OpenJurist

101 F3d 684 Huggins v. Commissioner of Internal Revenue

101 F.3d 684

77 A.F.T.R.2d 96-2317

David and Donna L. HUGGINS, Petitioners-Appellants,
v.
COMMISSIONER OF INTERNAL REVENUE, Respondent-Appellee.

No. 95-4221.

United States Court of Appeals, Second Circuit.

May 15, 1996.

NOTICE: THIS SUMMARY ORDER MAY NOT BE CITED AS PRECEDENTIAL AUTHORITY, BUT MAY BE CALLED TO THE ATTENTION OF THE COURT IN A SUBSEQUENT STAGE OF THIS CASE, IN A RELATED CASE, OR IN ANY CASE FOR PURPOSES OF COLLATERAL ESTOPPEL OR RES JUDICATA. SEE SECOND CIRCUIT RULE 0.23.

David Huggins, pro se, Rochester, N.Y.

Donna L. Huggins, pro se, Rochester, N.Y.

Loretta C. Agrett, U.S. Dep't of Justice, Tax Division, Washington, D.C.

U.S.T.C.

AFFIRMED.

PRESENT: FEINBERG, CABRANES and PARKER, Circuit Judges.

SUMMARY ORDER

1

This cause came on to be heard on the transcript of record from the United States Tax Court and was taken on submission.

2

ON CONSIDERATION WHEREOF, IT IS HEREBY ORDERED, ADJUDGED AND DECREED that the judgment of the United States Tax Court is hereby AFFIRMED.

3

In 1992 and at the time of trial, petitioners-appellants David and Donna Huggins were citizens of the United States and residents of New York.

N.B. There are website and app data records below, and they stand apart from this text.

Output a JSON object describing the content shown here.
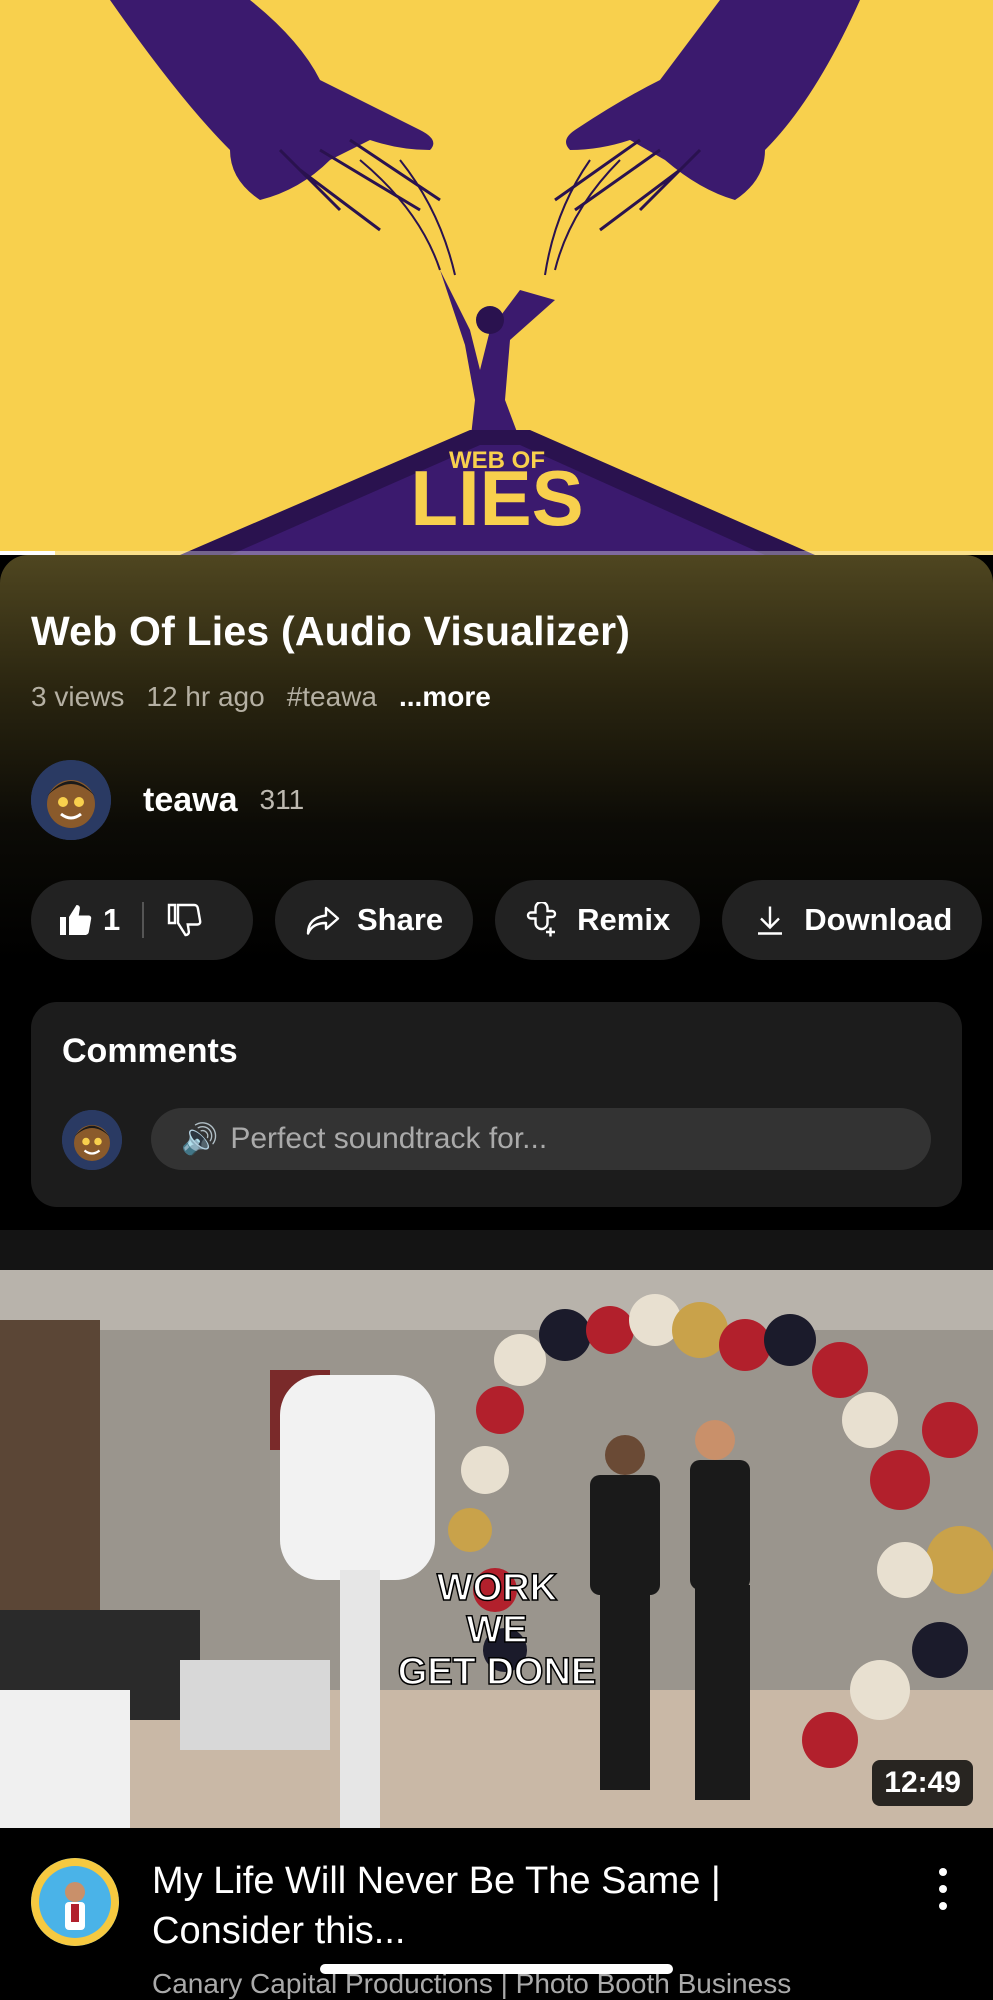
{
  "player": {
    "artwork_text_top": "WEB OF",
    "artwork_text_main": "LIES",
    "progress": 0.055
  },
  "video": {
    "title": "Web Of Lies (Audio Visualizer)",
    "views": "3 views",
    "age": "12 hr ago",
    "hashtag": "#teawa",
    "more_label": "...more"
  },
  "channel": {
    "name": "teawa",
    "subscriber_count": "311"
  },
  "actions": {
    "like_count": "1",
    "share_label": "Share",
    "remix_label": "Remix",
    "download_label": "Download"
  },
  "comments": {
    "title": "Comments",
    "input_placeholder": "Perfect soundtrack for...",
    "input_icon": "speaker-emoji",
    "input_emoji": "🔊"
  },
  "recommended": {
    "thumbnail_caption": [
      "WORK",
      "WE",
      "GET DONE"
    ],
    "duration": "12:49",
    "title": "My Life Will Never Be The Same | Consider this...",
    "channel_line": "Canary Capital Productions | Photo Booth Business"
  },
  "colors": {
    "artwork_bg": "#f8d04d",
    "artwork_purple": "#3b1a6e",
    "pill_bg": "#222222"
  }
}
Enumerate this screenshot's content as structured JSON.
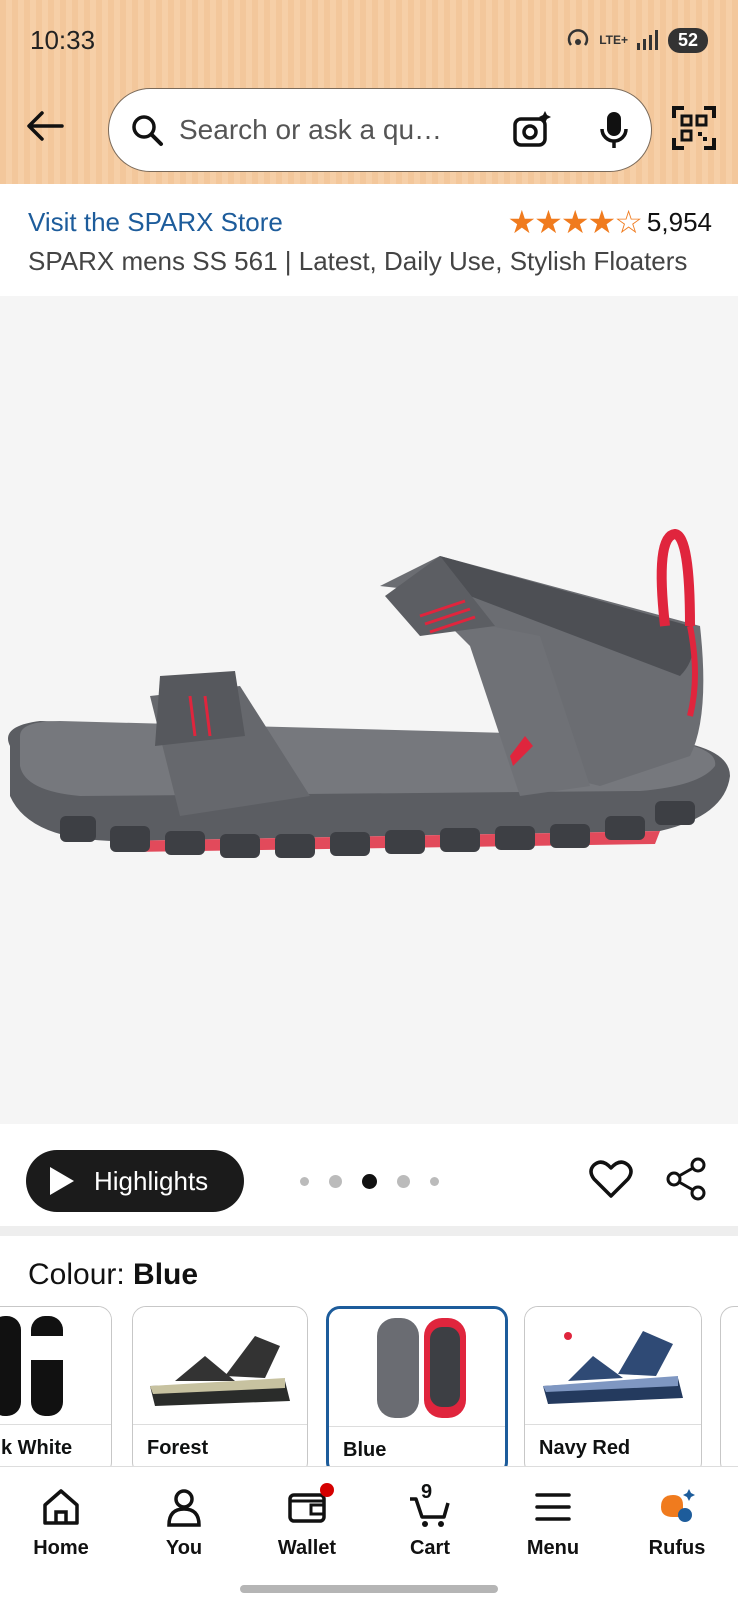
{
  "status": {
    "time": "10:33",
    "network": "LTE+",
    "battery": "52"
  },
  "search": {
    "placeholder": "Search or ask a qu…"
  },
  "store": {
    "link": "Visit the SPARX Store",
    "rating_count": "5,954",
    "rating_value": 4.0,
    "stars": "★★★★☆"
  },
  "product": {
    "title": "SPARX mens SS 561 | Latest, Daily Use, Stylish Floaters"
  },
  "actions": {
    "highlights_label": "Highlights"
  },
  "carousel": {
    "count": 5,
    "active_index": 2
  },
  "colour": {
    "label": "Colour: ",
    "selected": "Blue"
  },
  "swatches": [
    {
      "name": "k White"
    },
    {
      "name": "Forest"
    },
    {
      "name": "Blue"
    },
    {
      "name": "Navy Red"
    }
  ],
  "nav": {
    "home": "Home",
    "you": "You",
    "wallet": "Wallet",
    "cart": "Cart",
    "cart_count": "9",
    "menu": "Menu",
    "rufus": "Rufus"
  },
  "colors": {
    "accent_link": "#1d5c9b",
    "star": "#f07b1e",
    "header": "#f3c79b"
  }
}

In 1992 petitioners worked for various businesses and earned income. Instead of filing Federal Income Tax Returns 1040 for 1992, they filed Forms 1040NR, applicable to non-resident aliens. Petitioners failed to report substantial amounts of their income on the 1040NR forms.

4

Respondent issued notices of deficiency to petitioners, asserted delinquency penalties against them and prepared substitute Federal Income Tax Returns 1040 for both petitioners for 1992.

5

At the trial before the United States Tax Court, petitioners--who, in the Tax Court's words, "ma[d]e various tax protestor arguments"--claimed that their income was non-taxable. They also argued that the Commissioner had no authority to prepare substitute returns and that the notice of deficiency was not valid. The court found that petitioners' claims had no merit and entered judgment for Respondent.

6

Petitioners continue to pursue these and similarly frivolous arguments on appeal. For substantially the reasons stated by Judge Swift in his findings entered on the record on June 5, 1995, we affirm the judgment of the United States Tax Court.

7

We have considered all of petitioners' contentions on this appeal and have found them to be without merit.

8

Accordingly, the judgment of the Tax Court is AFFIRMED.